I am traveling this week, criss-crossing the country from Atlanta to San Francisco, which is where I am today near Union Square. I can’t help but wander over to the Apple Store at times, venturing in to ogle the newest products. How could I not? There, on the front of the store, a huge photograph advertises the AirPod noise cancelling headphones, the newest iteration of a wildly popular little knobby white knuckles people are popping in their ears all over the world to listen to music and podcasts and to talk on the phone. I had to try them out, and I have to admit to being impressed. But this got me thinking about whether education is simply a product that goes through iterative phases. It made me a little uneasy.
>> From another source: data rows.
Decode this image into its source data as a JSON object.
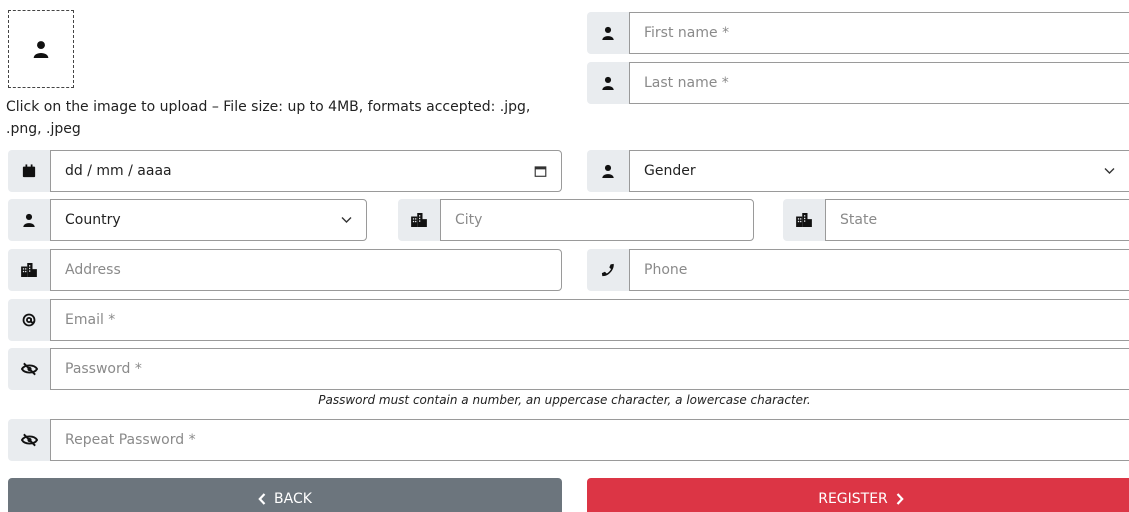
{
  "upload": {
    "note": "Click on the image to upload – File size: up to 4MB, formats accepted: .jpg, .png, .jpeg"
  },
  "fields": {
    "first_name": {
      "placeholder": "First name *"
    },
    "last_name": {
      "placeholder": "Last name *"
    },
    "birthdate": {
      "placeholder": "dd / mm / aaaa"
    },
    "gender": {
      "selected": "Gender"
    },
    "country": {
      "selected": "Country"
    },
    "city": {
      "placeholder": "City"
    },
    "state": {
      "placeholder": "State"
    },
    "address": {
      "placeholder": "Address"
    },
    "phone": {
      "placeholder": "Phone"
    },
    "email": {
      "placeholder": "Email *"
    },
    "password": {
      "placeholder": "Password *"
    },
    "password_hint": "Password must contain a number, an uppercase character, a lowercase character.",
    "repeat_password": {
      "placeholder": "Repeat Password *"
    }
  },
  "buttons": {
    "back": "BACK",
    "register": "REGISTER"
  },
  "colors": {
    "back": "#6c757d",
    "register": "#dc3545",
    "addon_bg": "#e9ecef"
  },
  "icons": {
    "avatar": "user-icon",
    "name": "user-icon",
    "date": "calendar-icon",
    "location": "building-icon",
    "phone": "phone-icon",
    "email": "at-icon",
    "password": "eye-slash-icon"
  }
}
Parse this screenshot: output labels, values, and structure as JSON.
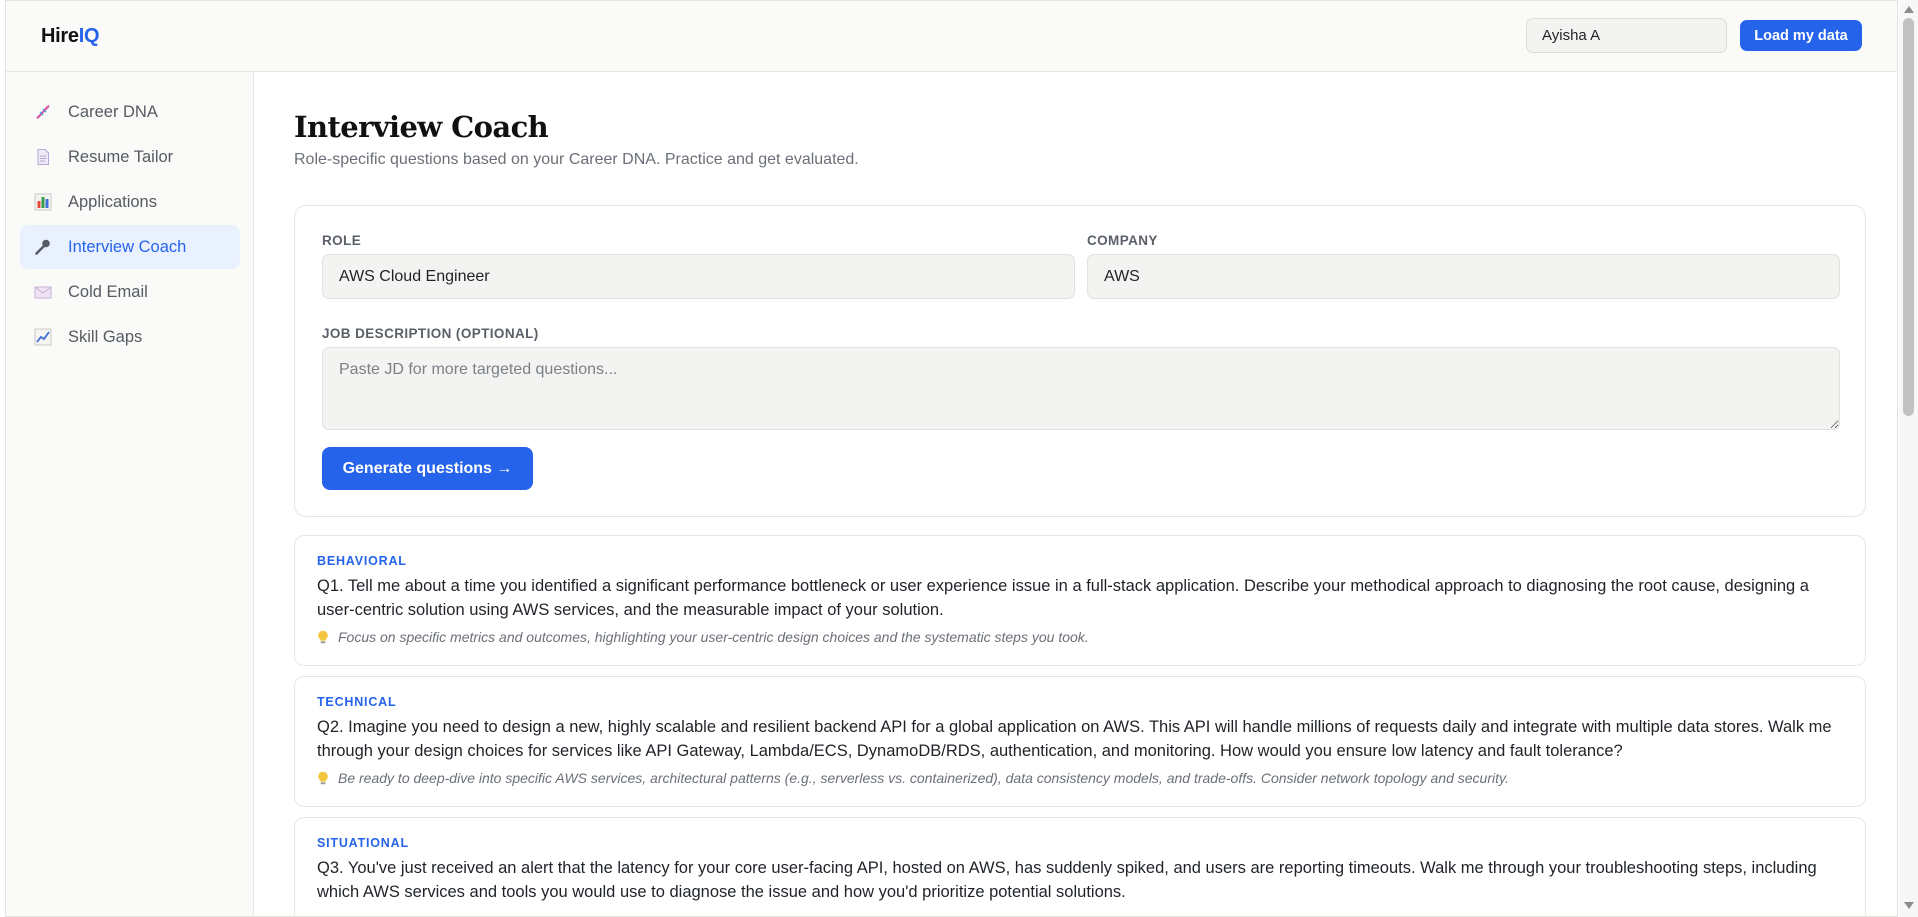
{
  "header": {
    "logo_part1": "Hire",
    "logo_part2": "IQ",
    "user_name": "Ayisha A",
    "load_button": "Load my data"
  },
  "sidebar": {
    "items": [
      {
        "label": "Career DNA",
        "icon": "dna-icon",
        "active": false
      },
      {
        "label": "Resume Tailor",
        "icon": "document-icon",
        "active": false
      },
      {
        "label": "Applications",
        "icon": "bar-chart-icon",
        "active": false
      },
      {
        "label": "Interview Coach",
        "icon": "microphone-icon",
        "active": true
      },
      {
        "label": "Cold Email",
        "icon": "envelope-icon",
        "active": false
      },
      {
        "label": "Skill Gaps",
        "icon": "line-chart-icon",
        "active": false
      }
    ]
  },
  "main": {
    "title": "Interview Coach",
    "subtitle": "Role-specific questions based on your Career DNA. Practice and get evaluated.",
    "form": {
      "role_label": "ROLE",
      "role_value": "AWS Cloud Engineer",
      "company_label": "COMPANY",
      "company_value": "AWS",
      "jd_label": "JOB DESCRIPTION (OPTIONAL)",
      "jd_placeholder": "Paste JD for more targeted questions...",
      "generate_button": "Generate questions →"
    },
    "questions": [
      {
        "category": "BEHAVIORAL",
        "text": "Q1. Tell me about a time you identified a significant performance bottleneck or user experience issue in a full-stack application. Describe your methodical approach to diagnosing the root cause, designing a user-centric solution using AWS services, and the measurable impact of your solution.",
        "tip": "Focus on specific metrics and outcomes, highlighting your user-centric design choices and the systematic steps you took."
      },
      {
        "category": "TECHNICAL",
        "text": "Q2. Imagine you need to design a new, highly scalable and resilient backend API for a global application on AWS. This API will handle millions of requests daily and integrate with multiple data stores. Walk me through your design choices for services like API Gateway, Lambda/ECS, DynamoDB/RDS, authentication, and monitoring. How would you ensure low latency and fault tolerance?",
        "tip": "Be ready to deep-dive into specific AWS services, architectural patterns (e.g., serverless vs. containerized), data consistency models, and trade-offs. Consider network topology and security."
      },
      {
        "category": "SITUATIONAL",
        "text": "Q3. You've just received an alert that the latency for your core user-facing API, hosted on AWS, has suddenly spiked, and users are reporting timeouts. Walk me through your troubleshooting steps, including which AWS services and tools you would use to diagnose the issue and how you'd prioritize potential solutions.",
        "tip": ""
      }
    ]
  },
  "colors": {
    "accent": "#2563eb",
    "active_nav_bg": "#eaf1fe",
    "sidebar_bg": "#fafaf8"
  }
}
I am not a social media user, but I like to stay somewhat connected to that nether world, and this week I have become more aware of a phenomena that I had only been vaguely aware of: the cancel culture. A couple of articles in the New York Times sharpened awareness of a trend that plays out from middle school to college and beyond, the act of severing ties to an individual as a result of what are perceived to be irreconcilable differences or offenses. In an age of hypersensitivity, the cancel culture has taken off. In an age of fractured communities, I find it worrisome.
We’re obsessed with sports. So many fans, so many teams, so many opportunities to lose oneself in a quarter, a half, or a period. I’m not saying that it is a bad thing, and truth be told it might be one of the few distractions that can push the dire din of news off to the side. At least temporarily. One can only imagine that having the Washington Nationals in the World Series is a good thing for D.C. How could the first two games played in Houston and won by the Nationals not bring needed distraction and cheer to the beltway region? It’s just the nature of the beast.
I wish I could say I am just nibbling almonds and leafy greens, have quit sugar and dialed back on dairy, but the truth? It’s different. In the last week there was a road stop at Five Guys and a cheeseburger. And fries. And a carbonated beverage that was not kombucha. When I scroll back further, I do recall eating most of a pot of tapioca pudding and I have faltered around potato chips. Seriously faltered. Perfect in my diet? Far from it.
On some level we see it all. We see teachers tack back and forth from Maxwell to Shirley to Fowler Learning Center, see the maintenance trucks and mowers move across campus, see and hear the coaches on the fields in the afternoon, the kitchen crew roll out meals. It’s pretty simple. The workings of community sit right in front of us and are easy enough to discern. But then there are the other layers.
Watching the teams on campus this fall, talking to coaches, hearing the bell ring on Maxwell Savage after victories are all reminders of all the contests that are happening most days during the week. It’s not just Wednesdays and Saturdays anymore. Mondays and Fridays are roped into schedules, and buses are always pulling into and leaving campus. Uniforms are handed out, cleats are knocked clean before entering buildings, the training room ice bags are everywhere.
Climate change. It’s hard to miss these days. Greta Thunberg, the young climate activist who sailed to New York to speak at the UN Climate Action Summit has been in front of Congress and has been interviewed countless times (see Trevor Noah interview below). Reports of Imelda’s drenching rains in Texas (over 40 inches in some places) have suggested that it has been additionally water stoked by a warmer atmosphere and we may see more of these tropical depressions. Dorian’s cataclysmic stalling over the Bahamas as a Category 5 hurricane is still fresh in many minds.
I have three walking sticks in my office, each with a slightly different meaning, each reminding me of the support needed to navigate different aspects of the life journey. I talk about the life journey and Proctor journey and the challenges that will come at the start of every year. I bring a walking stick to make the point. We like to believe in the myth of “I got this,” that we can do it alone, that we are self contained (or should be), an independent collection of consciousness sailing through time. Totally self reliant. And the truth is that we’re not and we need others on the journey.